SQL Injection Goes Mainstream

Note to the web development world: even a mainstream media source like Time Magazine knows about SQL injection. Don’t you think it’s time you protected your web applications against it?

Last week’s issue of Time featured an article that focused on LulzSec‘s activities. In Hack Attack, author Bill Saporito went a step beyond most journalists covering web security by mentioning an actual technique: SQL injection.

SQL injection is a subclass of injection attacks, wherein a malicious user manipulates input so as to insert (or inject) a tag-along command into the application code. It’s #1 on OWASP’s Top Ten Vulnerabilities for 2010, in part because such vulnerabilities are:

  • Common
  • Easy to exploit
  • Have a huge payoff (i.e. devastating impact)

Because it is so common and easy-to-exploit, there are a lot of automated tools that malicious users (often by way of compromised machines) use to scan sites and test them for vulnerabilities. If a vulnerability is found, the application may be targeted for further attacks. Basically, attackers are on the lookout for low-hanging fruit in the same way that thieves look for valuables sitting in plain sight in a parked car. Don’t take the car analogy too far, though: if someone breaks into your car, there will be broken glass and your iPod will be gone. If someone exploits a SQL injection vulnerability on your site, they may have all your user data (and more), with hardly a trace: entries in your access logs and error logs, which are too-often completely ignored.

As the joke goes, you don’t have to outrun the bear to avoid being mauled and eaten–you just have to outrun the other guy. One of the best ways to make sure your web application is not targeted for further attacks is to make sure the relatively simple SQL injection scanners don’t find any vulnerabilities.

SQL injection is fairly simple to defend against using parameterized input, and your development language of choice should have documentation on how to do this. OWASP also offers a SQL Injection Prevention Cheat Sheet. There are also automated tools to you can use to check your code for SQL injection flaws (such as QueryParam Scanner for ColdFusion), or test your site for vulnerabilities–also known as penetration testing or pen testing–such as the (currently out-of-date) SQL Inject Me add-on for Firefox.

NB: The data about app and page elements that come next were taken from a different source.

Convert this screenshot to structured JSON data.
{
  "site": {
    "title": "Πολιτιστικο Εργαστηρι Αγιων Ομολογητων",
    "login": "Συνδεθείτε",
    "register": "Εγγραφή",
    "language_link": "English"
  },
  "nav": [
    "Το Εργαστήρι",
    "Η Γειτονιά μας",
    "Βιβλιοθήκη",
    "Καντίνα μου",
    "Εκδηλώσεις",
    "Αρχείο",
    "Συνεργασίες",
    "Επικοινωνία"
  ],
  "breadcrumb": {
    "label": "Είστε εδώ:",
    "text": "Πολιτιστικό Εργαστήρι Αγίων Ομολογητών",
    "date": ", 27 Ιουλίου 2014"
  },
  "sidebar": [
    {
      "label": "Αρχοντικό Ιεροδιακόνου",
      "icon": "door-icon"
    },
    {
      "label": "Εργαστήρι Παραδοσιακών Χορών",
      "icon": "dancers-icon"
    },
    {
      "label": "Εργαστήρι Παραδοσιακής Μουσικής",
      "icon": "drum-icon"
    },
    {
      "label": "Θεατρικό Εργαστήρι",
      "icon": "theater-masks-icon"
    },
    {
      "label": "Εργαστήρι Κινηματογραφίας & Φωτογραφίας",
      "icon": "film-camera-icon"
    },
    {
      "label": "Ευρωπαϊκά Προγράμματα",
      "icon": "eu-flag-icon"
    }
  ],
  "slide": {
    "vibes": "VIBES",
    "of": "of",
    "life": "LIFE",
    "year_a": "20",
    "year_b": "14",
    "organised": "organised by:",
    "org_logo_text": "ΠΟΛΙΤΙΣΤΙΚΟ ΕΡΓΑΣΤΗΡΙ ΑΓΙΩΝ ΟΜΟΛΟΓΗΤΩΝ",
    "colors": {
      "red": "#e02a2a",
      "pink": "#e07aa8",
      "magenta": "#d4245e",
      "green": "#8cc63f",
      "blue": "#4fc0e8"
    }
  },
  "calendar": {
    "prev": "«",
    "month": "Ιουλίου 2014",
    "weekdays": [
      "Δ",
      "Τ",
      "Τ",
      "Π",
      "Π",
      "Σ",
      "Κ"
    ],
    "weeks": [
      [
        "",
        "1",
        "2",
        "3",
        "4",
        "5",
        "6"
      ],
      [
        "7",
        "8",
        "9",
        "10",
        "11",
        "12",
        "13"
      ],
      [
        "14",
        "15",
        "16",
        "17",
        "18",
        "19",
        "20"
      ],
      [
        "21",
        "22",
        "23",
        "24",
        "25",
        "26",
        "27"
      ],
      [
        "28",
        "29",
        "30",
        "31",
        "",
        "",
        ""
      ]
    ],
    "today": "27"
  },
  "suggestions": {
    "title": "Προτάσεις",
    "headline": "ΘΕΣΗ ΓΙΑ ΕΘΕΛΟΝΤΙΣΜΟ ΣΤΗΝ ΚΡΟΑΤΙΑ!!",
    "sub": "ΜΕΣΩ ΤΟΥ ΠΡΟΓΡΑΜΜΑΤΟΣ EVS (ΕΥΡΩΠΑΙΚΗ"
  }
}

Checking your web applications for SQL injection vulnerabilities is the first thing you should do, but it is hardly the last. Although fending off automated SQL injection attempts is definitely a good thing, there are many other categories of vulnerabilities, and a determined attacker will find them. Stay informed, and make sure you know what attackers are up to before you read about it in Time.